▶ _DATA TO PROCESS_:
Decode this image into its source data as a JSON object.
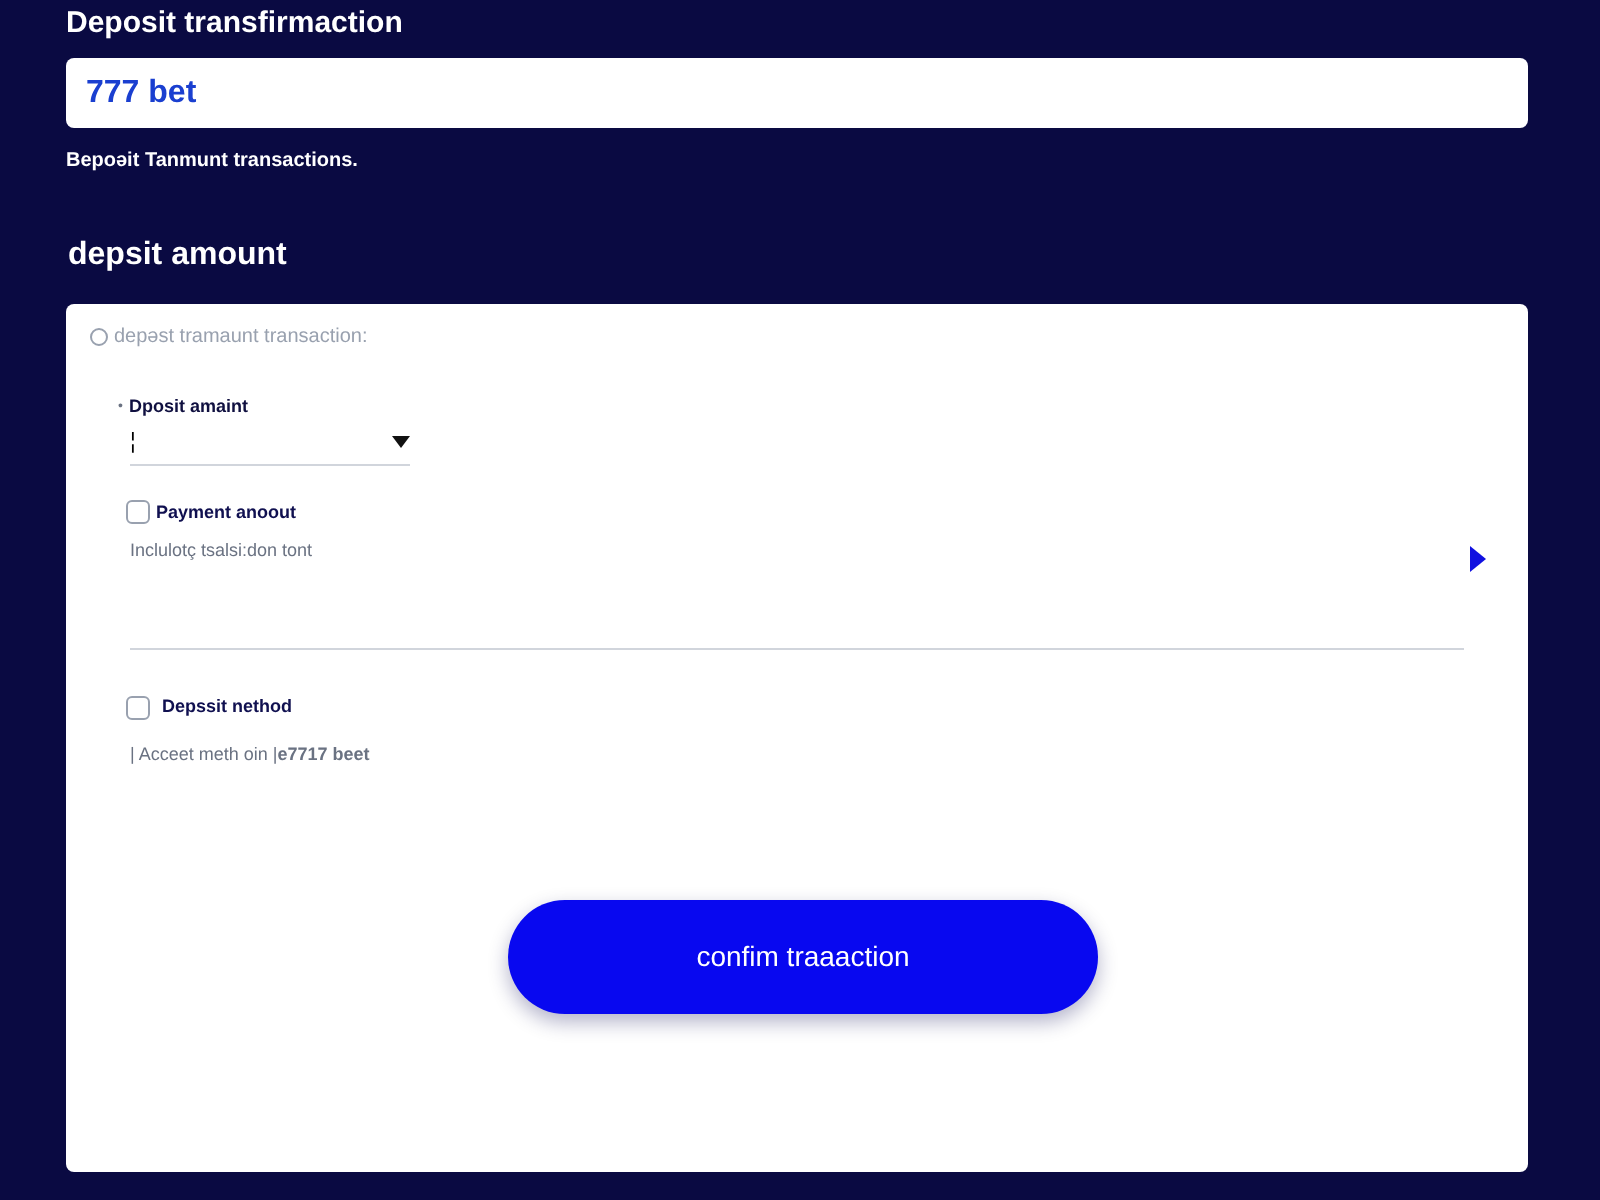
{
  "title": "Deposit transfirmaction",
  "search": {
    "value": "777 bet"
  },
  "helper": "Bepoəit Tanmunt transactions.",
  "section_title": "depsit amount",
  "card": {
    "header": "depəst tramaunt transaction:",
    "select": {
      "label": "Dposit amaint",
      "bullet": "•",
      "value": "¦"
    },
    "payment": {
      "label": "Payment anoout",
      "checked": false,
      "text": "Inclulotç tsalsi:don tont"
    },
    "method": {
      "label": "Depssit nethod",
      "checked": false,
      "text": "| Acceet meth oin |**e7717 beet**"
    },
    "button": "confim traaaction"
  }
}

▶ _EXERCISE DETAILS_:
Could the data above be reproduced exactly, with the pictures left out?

▶ _EXERCISE OUTPUT_:
Decode this image into its source data as a JSON object.
{
  "title": "Deposit transfirmaction",
  "search": {
    "value": "777 bet"
  },
  "helper": "Bepoəit Tanmunt transactions.",
  "section_title": "depsit amount",
  "card": {
    "header": "depəst tramaunt transaction:",
    "select": {
      "label": "Dposit amaint",
      "bullet": "•",
      "value": "¦"
    },
    "payment": {
      "label": "Payment anoout",
      "checked": false,
      "text": "Inclulotç tsalsi:don tont"
    },
    "method": {
      "label": "Depssit nethod",
      "checked": false,
      "text": "| Acceet meth oin |**e7717 beet**"
    },
    "button": "confim traaaction"
  }
}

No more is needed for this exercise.